• What you are asked to do
Check each line of the entries. Copy the ones that contain the string "structured".

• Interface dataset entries
=-=-=

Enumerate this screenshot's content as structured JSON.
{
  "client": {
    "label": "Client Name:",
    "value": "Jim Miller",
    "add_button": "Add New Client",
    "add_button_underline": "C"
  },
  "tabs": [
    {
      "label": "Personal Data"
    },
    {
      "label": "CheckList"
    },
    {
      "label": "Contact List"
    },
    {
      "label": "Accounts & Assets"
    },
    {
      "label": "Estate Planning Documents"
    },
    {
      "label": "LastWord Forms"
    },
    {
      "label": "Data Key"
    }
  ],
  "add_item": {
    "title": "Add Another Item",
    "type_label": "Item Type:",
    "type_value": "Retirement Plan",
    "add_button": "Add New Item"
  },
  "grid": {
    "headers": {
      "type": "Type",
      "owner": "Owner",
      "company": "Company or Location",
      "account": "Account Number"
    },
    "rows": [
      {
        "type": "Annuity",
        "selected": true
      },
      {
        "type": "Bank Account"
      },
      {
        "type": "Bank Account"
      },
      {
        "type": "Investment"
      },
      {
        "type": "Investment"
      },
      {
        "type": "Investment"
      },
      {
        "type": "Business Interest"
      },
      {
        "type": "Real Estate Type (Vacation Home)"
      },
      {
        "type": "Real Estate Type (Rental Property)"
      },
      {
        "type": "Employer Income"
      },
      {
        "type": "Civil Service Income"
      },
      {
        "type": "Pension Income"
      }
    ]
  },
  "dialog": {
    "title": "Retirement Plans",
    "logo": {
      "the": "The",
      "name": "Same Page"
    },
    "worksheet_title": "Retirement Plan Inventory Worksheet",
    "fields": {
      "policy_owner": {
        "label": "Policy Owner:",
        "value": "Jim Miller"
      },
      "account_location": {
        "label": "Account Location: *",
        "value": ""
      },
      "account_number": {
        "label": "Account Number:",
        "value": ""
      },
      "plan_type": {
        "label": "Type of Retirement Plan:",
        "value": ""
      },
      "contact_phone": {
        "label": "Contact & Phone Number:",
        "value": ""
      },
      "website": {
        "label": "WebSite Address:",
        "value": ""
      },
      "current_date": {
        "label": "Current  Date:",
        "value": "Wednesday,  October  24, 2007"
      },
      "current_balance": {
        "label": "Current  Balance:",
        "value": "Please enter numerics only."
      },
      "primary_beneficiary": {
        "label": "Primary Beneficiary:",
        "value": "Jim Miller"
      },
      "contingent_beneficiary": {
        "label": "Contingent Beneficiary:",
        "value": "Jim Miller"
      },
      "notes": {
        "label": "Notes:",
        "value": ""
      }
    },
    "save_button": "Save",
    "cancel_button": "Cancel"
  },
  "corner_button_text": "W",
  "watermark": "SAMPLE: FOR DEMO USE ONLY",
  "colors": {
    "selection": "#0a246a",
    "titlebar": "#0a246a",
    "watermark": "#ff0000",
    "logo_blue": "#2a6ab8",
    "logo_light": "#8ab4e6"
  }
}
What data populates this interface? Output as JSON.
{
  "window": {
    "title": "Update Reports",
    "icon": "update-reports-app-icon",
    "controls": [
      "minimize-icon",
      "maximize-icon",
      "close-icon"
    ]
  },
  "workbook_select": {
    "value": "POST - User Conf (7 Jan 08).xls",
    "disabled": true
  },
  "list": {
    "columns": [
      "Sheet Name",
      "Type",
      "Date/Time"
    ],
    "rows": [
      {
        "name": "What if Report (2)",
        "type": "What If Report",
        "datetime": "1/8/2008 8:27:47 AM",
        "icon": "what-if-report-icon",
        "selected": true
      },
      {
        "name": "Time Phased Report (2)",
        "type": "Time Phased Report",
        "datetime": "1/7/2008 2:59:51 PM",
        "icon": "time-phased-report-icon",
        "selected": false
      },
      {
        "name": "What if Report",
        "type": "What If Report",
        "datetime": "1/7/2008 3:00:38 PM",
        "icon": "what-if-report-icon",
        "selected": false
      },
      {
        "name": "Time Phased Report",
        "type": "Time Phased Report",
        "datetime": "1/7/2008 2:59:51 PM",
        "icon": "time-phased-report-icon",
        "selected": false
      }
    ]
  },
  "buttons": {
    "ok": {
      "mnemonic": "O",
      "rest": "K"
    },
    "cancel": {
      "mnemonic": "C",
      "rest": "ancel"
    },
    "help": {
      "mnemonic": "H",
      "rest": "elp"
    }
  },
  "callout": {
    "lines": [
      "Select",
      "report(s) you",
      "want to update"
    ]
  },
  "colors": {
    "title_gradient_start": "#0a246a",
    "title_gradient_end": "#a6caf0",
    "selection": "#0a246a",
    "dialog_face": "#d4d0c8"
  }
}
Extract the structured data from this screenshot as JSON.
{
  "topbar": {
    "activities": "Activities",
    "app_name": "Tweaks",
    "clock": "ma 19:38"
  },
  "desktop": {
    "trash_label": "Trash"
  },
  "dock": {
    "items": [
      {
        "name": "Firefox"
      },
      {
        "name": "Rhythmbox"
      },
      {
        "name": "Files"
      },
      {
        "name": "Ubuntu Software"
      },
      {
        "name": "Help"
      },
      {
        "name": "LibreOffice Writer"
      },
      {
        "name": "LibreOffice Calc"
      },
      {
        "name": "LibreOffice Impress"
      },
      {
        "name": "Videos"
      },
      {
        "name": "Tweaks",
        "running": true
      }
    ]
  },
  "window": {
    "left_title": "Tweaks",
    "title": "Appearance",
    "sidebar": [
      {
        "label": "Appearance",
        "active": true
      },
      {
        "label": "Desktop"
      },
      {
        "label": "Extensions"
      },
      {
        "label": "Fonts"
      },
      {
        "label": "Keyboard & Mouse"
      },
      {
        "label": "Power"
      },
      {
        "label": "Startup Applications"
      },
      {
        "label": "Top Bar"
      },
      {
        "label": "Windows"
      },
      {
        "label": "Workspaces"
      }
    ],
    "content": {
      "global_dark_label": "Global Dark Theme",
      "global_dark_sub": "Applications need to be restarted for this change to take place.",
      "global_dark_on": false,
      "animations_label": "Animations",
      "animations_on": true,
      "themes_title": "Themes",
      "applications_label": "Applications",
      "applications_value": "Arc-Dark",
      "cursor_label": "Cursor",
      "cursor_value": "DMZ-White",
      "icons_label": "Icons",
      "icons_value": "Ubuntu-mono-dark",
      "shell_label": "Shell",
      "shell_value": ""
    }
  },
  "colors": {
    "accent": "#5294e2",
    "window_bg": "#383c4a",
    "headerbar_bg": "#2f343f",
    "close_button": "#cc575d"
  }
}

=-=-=

• Worked solution
Enumerate this screenshot's content as structured JSON.
Extract the structured data from this screenshot as JSON.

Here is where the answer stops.